So I write all these notes down in my little notebook, and pretty much any of them could be titles of records or songs. Then when I get ready to do some writing, I’ll take one of the phrases and just start playing the banjo to figure out how to flesh it out into something. Typically, with the songs I’m interested in, you have to have a setup, a conflict and a resolution. And then you have to land the airplane.
The songs and poems have an arc to them—an architecture—and they interact together in the overall work. There’s an arc to that as well. And if you plug those songs into my whole catalog, they fit into that arc as well. That’s the way I think about it.
What role did Dave Matthews play in the process?
I had a giant bag of songs—like 40 of them—and he helped me go through them. He’s one of my good buddies. I have about five or six of these super elevated cats that I can go to with questions like, “Hey, man, is this better than this?”
David is a super smart cat. If you go into his house, he’s got some really cool paintings on the wall. He’s got a good aesthetic eye and he’s a smart guy. Bill Frisell is also someone who has helped me evaluate what I have.

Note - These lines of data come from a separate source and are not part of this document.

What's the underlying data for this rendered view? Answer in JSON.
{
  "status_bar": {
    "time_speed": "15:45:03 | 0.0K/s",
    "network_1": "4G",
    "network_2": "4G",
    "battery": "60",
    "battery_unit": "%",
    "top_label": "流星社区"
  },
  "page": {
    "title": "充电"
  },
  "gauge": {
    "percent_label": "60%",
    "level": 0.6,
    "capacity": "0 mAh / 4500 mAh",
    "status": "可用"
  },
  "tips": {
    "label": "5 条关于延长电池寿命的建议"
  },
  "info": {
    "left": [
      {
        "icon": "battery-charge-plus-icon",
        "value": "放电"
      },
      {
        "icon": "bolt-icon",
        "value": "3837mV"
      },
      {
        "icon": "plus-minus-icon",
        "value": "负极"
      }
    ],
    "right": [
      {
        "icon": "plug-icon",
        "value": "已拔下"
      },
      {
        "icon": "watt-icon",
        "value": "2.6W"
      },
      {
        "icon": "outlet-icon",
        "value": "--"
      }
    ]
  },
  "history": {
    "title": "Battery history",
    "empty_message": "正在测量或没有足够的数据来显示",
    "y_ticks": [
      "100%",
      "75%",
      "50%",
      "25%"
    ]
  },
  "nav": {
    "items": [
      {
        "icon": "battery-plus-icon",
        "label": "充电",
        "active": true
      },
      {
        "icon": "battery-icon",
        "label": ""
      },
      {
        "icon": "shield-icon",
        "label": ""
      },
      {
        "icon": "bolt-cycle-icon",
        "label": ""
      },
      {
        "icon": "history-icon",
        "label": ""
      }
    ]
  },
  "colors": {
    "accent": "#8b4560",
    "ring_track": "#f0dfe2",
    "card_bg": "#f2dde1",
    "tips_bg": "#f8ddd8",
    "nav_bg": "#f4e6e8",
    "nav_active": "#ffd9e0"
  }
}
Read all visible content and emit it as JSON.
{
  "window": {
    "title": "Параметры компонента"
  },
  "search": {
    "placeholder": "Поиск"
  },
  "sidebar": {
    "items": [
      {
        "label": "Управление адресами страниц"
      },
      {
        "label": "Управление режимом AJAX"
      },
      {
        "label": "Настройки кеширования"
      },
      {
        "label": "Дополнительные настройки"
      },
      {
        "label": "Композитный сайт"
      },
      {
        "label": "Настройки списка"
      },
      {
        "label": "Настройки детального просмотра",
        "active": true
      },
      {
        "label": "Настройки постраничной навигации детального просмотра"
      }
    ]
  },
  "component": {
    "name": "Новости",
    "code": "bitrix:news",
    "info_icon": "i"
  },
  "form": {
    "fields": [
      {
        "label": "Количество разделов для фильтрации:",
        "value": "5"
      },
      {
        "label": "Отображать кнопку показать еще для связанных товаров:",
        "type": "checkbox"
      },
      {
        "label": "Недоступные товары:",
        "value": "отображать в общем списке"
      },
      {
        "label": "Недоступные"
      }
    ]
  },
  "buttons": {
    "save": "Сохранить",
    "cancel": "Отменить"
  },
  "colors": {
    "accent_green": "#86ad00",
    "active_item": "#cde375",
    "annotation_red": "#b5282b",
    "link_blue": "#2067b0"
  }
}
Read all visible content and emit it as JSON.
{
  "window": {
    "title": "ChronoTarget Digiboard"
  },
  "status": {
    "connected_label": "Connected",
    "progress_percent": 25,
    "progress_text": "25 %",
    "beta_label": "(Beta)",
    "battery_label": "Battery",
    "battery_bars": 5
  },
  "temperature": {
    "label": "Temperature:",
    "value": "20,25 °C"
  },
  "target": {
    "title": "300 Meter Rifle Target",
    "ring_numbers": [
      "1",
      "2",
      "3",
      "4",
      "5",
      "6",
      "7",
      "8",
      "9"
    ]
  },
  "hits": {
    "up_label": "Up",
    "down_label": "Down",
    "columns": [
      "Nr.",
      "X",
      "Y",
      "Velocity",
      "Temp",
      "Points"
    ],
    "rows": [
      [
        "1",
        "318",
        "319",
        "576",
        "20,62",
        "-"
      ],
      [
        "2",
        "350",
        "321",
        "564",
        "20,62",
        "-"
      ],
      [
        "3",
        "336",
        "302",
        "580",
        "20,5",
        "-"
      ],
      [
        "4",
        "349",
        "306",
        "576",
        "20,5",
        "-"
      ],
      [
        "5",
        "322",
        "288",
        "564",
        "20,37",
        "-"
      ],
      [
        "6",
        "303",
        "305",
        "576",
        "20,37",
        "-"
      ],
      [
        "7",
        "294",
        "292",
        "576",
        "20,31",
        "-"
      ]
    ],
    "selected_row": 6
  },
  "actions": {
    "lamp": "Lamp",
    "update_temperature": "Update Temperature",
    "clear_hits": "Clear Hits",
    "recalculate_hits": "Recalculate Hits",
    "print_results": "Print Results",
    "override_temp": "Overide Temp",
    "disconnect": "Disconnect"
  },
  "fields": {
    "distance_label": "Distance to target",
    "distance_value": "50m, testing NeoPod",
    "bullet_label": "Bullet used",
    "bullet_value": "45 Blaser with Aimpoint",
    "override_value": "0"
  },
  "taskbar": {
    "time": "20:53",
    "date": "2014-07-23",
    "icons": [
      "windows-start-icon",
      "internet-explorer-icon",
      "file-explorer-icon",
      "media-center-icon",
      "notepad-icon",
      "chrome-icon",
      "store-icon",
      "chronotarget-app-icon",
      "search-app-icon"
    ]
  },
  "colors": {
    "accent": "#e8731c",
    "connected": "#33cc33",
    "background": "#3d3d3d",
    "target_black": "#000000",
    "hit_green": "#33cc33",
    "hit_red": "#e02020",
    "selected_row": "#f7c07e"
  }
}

Leo Kottke is another one of my good friends and so is John Paul Jones.
I don’t always ask for their guidance. Sometimes I just like to make things. But in this particular instance, what I thought I’d do is take a couple of years to write a lot of tunes and then get the best players. I wanted to make a bold statement.
What would you like people to take away from the record?
I’d like for them to take away the idea that there can be dignity for poor people. Even if you don’t have much and you’re getting kicked around, you can still have a meaningful life. What I’d like for them to take away from it is encouragement.
I’m trying to have a healthy response to everything that’s happening in the world. And what I’m trying to do with my response is make something. I just was in North Carolina, West Virginia, Virginia and Washington, D.C—meeting people, playing and finding out about the world. What I’ve tried to do with my life is figure out how I can have a healthy response to the fact that people die and things get sticky. Sometimes you don’t have all the cards in your favor but you’ve got to keep going and you’ve got to keep showing up. You’ve got to keep suiting up, and you have to be there for your family and friends. And you have to try to have a healthy response, despite what is going on in the world.
So I hope that someone takes away a little bit of encouragement from this record. Maybe somebody wants to be a writer, or wants to paint or play an instrument, or open up an art gallery or be a motorcycle racer or whatever. It’s easy if you have everything given to you but, a lot of times, you don’t; so you have to make do and you have to be really focused over a long period of time because it’s so easy to get blown off track. It’s like when someone says they’re going to take up yoga. Within about three or four weeks, they will be challenged for the first time. Maybe their hours will change at work or something else will happen, and they will need a lot of determination to go back to that yoga class. It can be hard to keep your spirits up because you kind of get beaten down.
What I’m trying to do with my music is speak to people on that level, encourage them—make them think, make them laugh—and elicit some type of response in their head and in their heart. I try to speak to them as someone who they might know a little bit, someone who cares about them and sends them on their way.
The banjo is designed to lift up the spirits of the people who hear it. I’m trying to employ it in that role. I feel like there’s a real need for it. The older I get, the more I feel music is more important than I realized. People have got to have something other than TV and their phones. Art is the foundation—the fundamental use of it is as a balm against the storms of life. That’s what I’m trying to provide with this music.